|Sanskrit transliteration Hidimba|
Hidimba of the forest
Also see Hidimbi
- Hidimba of the forest
- Hd videos of hidimba devi temple manali himachal pradesh tourism video india hadimba mandir
In the Mahābhārata, Hidimba (Sanskrit: हिडिम्ब) (sometimes called Hidimbaswar and Hidimba) was a strong powerful person, the brother of Hidimbaa and a forest dweller. He and his sister, Hidimbi were tempted at the sight of the Pandavas and wished to fight them. For this purpose Hidimbi changed herself into a beautiful woman and brought him near Hidimba. However, he came into conflict with Bhima and died in the conflict. As the brother of Hidimbi he was also the uncle of Ghatotkacha. He was reputed to be 8 cubits tall (12 feet tall for the 18-inch cubit conversion). Tradition states that Hidimba belonged to the great Bamun family of Nalbari (Assam) Kamrup of which the Dimasa people are descendants.

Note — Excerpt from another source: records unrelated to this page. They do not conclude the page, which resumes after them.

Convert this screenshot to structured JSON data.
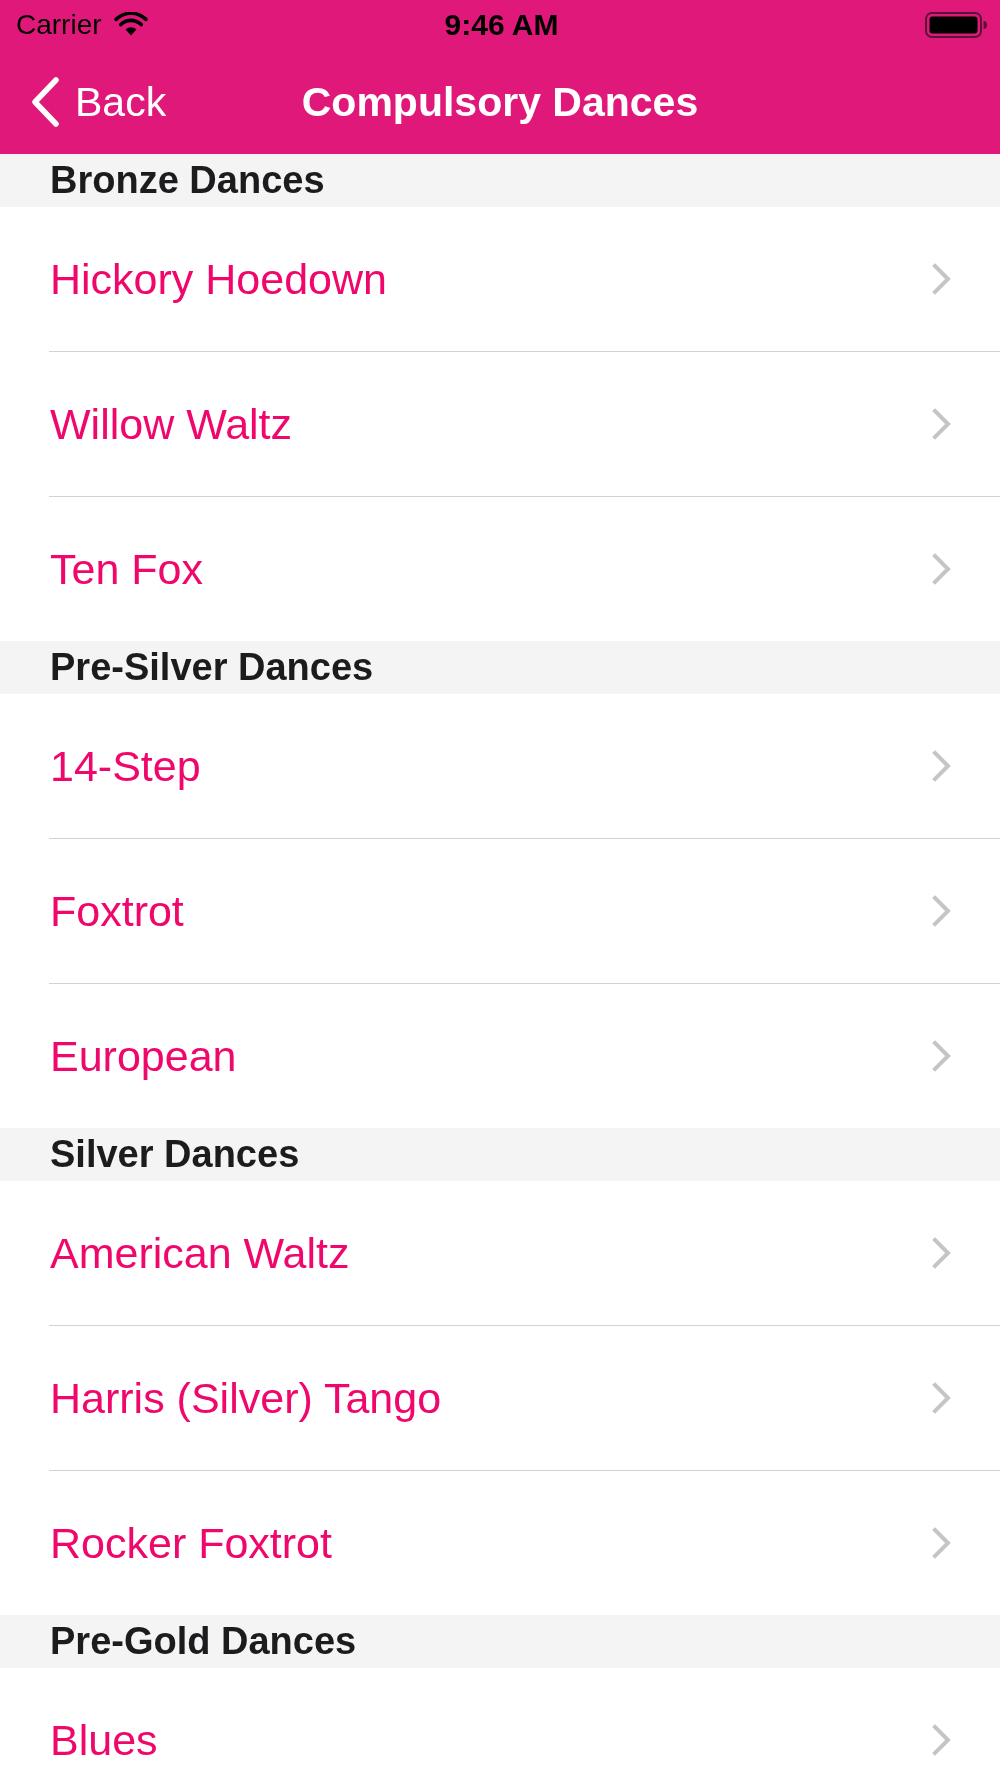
{
  "status_bar": {
    "carrier": "Carrier",
    "time": "9:46 AM"
  },
  "nav_bar": {
    "back_label": "Back",
    "title": "Compulsory Dances"
  },
  "sections": [
    {
      "title": "Bronze Dances",
      "items": [
        "Hickory Hoedown",
        "Willow Waltz",
        "Ten Fox"
      ]
    },
    {
      "title": "Pre-Silver Dances",
      "items": [
        "14-Step",
        "Foxtrot",
        "European"
      ]
    },
    {
      "title": "Silver Dances",
      "items": [
        "American Waltz",
        "Harris (Silver) Tango",
        "Rocker Foxtrot"
      ]
    },
    {
      "title": "Pre-Gold Dances",
      "items": [
        "Blues"
      ]
    }
  ]
}
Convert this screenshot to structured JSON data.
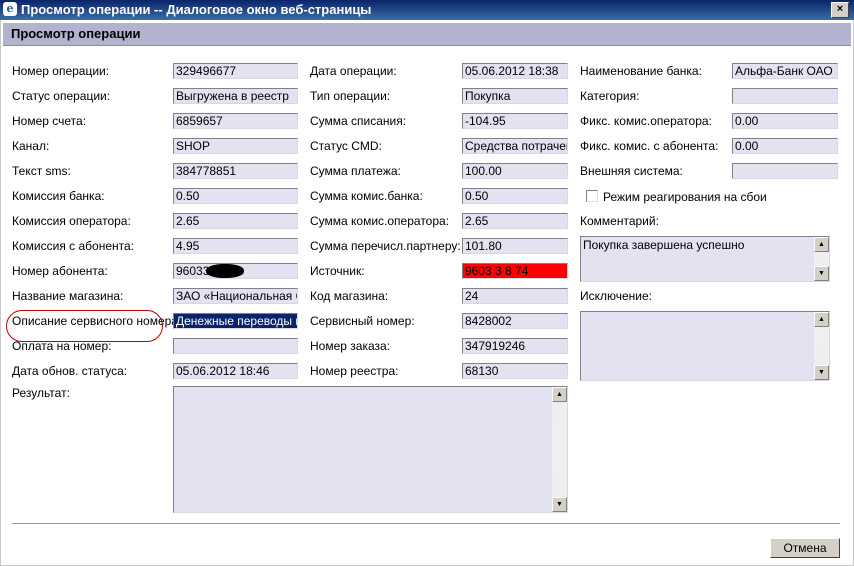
{
  "window": {
    "title": "Просмотр операции -- Диалоговое окно веб-страницы",
    "app_icon": "e",
    "close_glyph": "×"
  },
  "header": {
    "title": "Просмотр операции"
  },
  "col1": {
    "op_number": {
      "label": "Номер операции:",
      "value": "329496677"
    },
    "op_status": {
      "label": "Статус операции:",
      "value": "Выгружена в реестр"
    },
    "account": {
      "label": "Номер счета:",
      "value": "6859657"
    },
    "channel": {
      "label": "Канал:",
      "value": "SHOP"
    },
    "sms": {
      "label": "Текст sms:",
      "value": "384778851"
    },
    "bank_fee": {
      "label": "Комиссия банка:",
      "value": "0.50"
    },
    "operator_fee": {
      "label": "Комиссия оператора:",
      "value": "2.65"
    },
    "subscriber_fee": {
      "label": "Комиссия с абонента:",
      "value": "4.95"
    },
    "subscriber_number": {
      "label": "Номер абонента:",
      "value": "96033"
    },
    "shop_name": {
      "label": "Название магазина:",
      "value": "ЗАО «Национальная Сер"
    },
    "service_desc": {
      "label": "Описание сервисного номера:",
      "value": "Денежные переводы на"
    },
    "pay_to": {
      "label": "Оплата на номер:",
      "value": ""
    },
    "status_date": {
      "label": "Дата обнов. статуса:",
      "value": "05.06.2012 18:46"
    },
    "result": {
      "label": "Результат:",
      "value": ""
    }
  },
  "col2": {
    "op_date": {
      "label": "Дата операции:",
      "value": "05.06.2012 18:38"
    },
    "op_type": {
      "label": "Тип операции:",
      "value": "Покупка"
    },
    "debit_sum": {
      "label": "Сумма списания:",
      "value": "-104.95"
    },
    "cmd_status": {
      "label": "Статус CMD:",
      "value": "Средства потрачены"
    },
    "payment_sum": {
      "label": "Сумма платежа:",
      "value": "100.00"
    },
    "bank_fee_sum": {
      "label": "Сумма комис.банка:",
      "value": "0.50"
    },
    "operator_fee_sum": {
      "label": "Сумма комис.оператора:",
      "value": "2.65"
    },
    "partner_sum": {
      "label": "Сумма перечисл.партнеру:",
      "value": "101.80"
    },
    "source": {
      "label": "Источник:",
      "value": "9603 3 8 74"
    },
    "shop_code": {
      "label": "Код магазина:",
      "value": "24"
    },
    "service_number": {
      "label": "Сервисный номер:",
      "value": "8428002"
    },
    "order_number": {
      "label": "Номер заказа:",
      "value": "347919246"
    },
    "registry_number": {
      "label": "Номер реестра:",
      "value": "68130"
    }
  },
  "col3": {
    "bank_name": {
      "label": "Наименование банка:",
      "value": "Альфа-Банк ОАО"
    },
    "category": {
      "label": "Категория:",
      "value": ""
    },
    "operator_fixed_fee": {
      "label": "Фикс. комис.оператора:",
      "value": "0.00"
    },
    "subscriber_fixed_fee": {
      "label": "Фикс. комис. с абонента:",
      "value": "0.00"
    },
    "external_system": {
      "label": "Внешняя система:",
      "value": ""
    },
    "failure_mode": {
      "label": "Режим реагирования на сбои",
      "checked": false
    },
    "comment": {
      "label": "Комментарий:",
      "value": "Покупка завершена успешно"
    },
    "exception": {
      "label": "Исключение:",
      "value": ""
    }
  },
  "scroll": {
    "up": "▲",
    "down": "▼"
  },
  "footer": {
    "cancel_label": "Отмена"
  }
}
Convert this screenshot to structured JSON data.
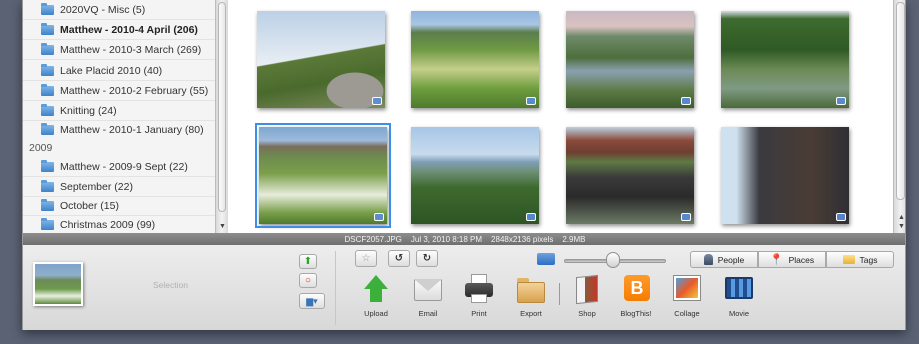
{
  "sidebar": {
    "folders_2010": [
      {
        "label": "2020VQ - Misc (5)",
        "bold": false
      },
      {
        "label": "Matthew - 2010-4 April (206)",
        "bold": true
      },
      {
        "label": "Matthew - 2010-3 March (269)",
        "bold": false
      },
      {
        "label": "Lake Placid 2010 (40)",
        "bold": false
      },
      {
        "label": "Matthew - 2010-2 February (55)",
        "bold": false
      },
      {
        "label": "Knitting (24)",
        "bold": false
      },
      {
        "label": "Matthew - 2010-1 January (80)",
        "bold": false
      }
    ],
    "year": "2009",
    "folders_2009": [
      {
        "label": "Matthew - 2009-9 Sept (22)"
      },
      {
        "label": "September (22)"
      },
      {
        "label": "October (15)"
      },
      {
        "label": "Christmas 2009 (99)"
      }
    ]
  },
  "status": {
    "filename": "DSCF2057.JPG",
    "date": "Jul 3, 2010 8:18 PM",
    "dimensions": "2848x2136 pixels",
    "size": "2.9MB"
  },
  "selection": {
    "label": "Selection"
  },
  "tools": [
    {
      "label": "Upload",
      "icon": "upload-icon"
    },
    {
      "label": "Email",
      "icon": "email-icon"
    },
    {
      "label": "Print",
      "icon": "print-icon"
    },
    {
      "label": "Export",
      "icon": "export-folder-icon"
    },
    {
      "label": "Shop",
      "icon": "shop-icon"
    },
    {
      "label": "BlogThis!",
      "icon": "blogger-icon"
    },
    {
      "label": "Collage",
      "icon": "collage-icon"
    },
    {
      "label": "Movie",
      "icon": "movie-icon"
    }
  ],
  "tags": {
    "people": "People",
    "places": "Places",
    "tags": "Tags"
  },
  "colors": {
    "selection_outline": "#3a8fe8",
    "folder": "#4a8fd4",
    "blogger": "#f57d00"
  }
}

Madhyamavyayoga or Madhyama Vyāyoga (Hindi: मध्यमव्याbयोग), (English: The Middle One) is a great Sanskrit play attributed to Bhāsa. The story is about the reunion of Bhima and Ghatokach as father and son that takes place under the pretext of Hidimba's desire for human flesh. While the characters in this tale are taken from the Mahabharata, this particular incidence is solely a product of Bhasa.
Currently there are a few temples dedicated to Hidimbi Devi in Himachal Pradesh. The most famous Hidimbi Devi temple is in Manali (see Hidimba temple, Manali). The temple houses chariots, a small statue and footprints. Hidimba is one of the most powerful and spiritualist deities in Kullu valley. The pagoda type wooden temple with intricately carved wooden doors and a wooden shikhara is believed to be over 500 years old. It is said that the carver of the artwork at this temple had his hands cut off after completion of his work so that he can never again produce such beautiful work anywhere else. It is also situated in a deodar forest.
Every year the followers travel to the nearby town of Kullu to participate in the festival of Dussehra, where Hidimba's chariot leads a rally of gods from all over Kullu valley escorting the main chariot of Raghunath (Lord Rama). At the end of the seven-day festivities on the "Lanka Dahan" day some sacrifices are made to Hidimba. Hidimbi's son Ghatotakacha is a popular deity in the nearby Banjar and Siraj valley.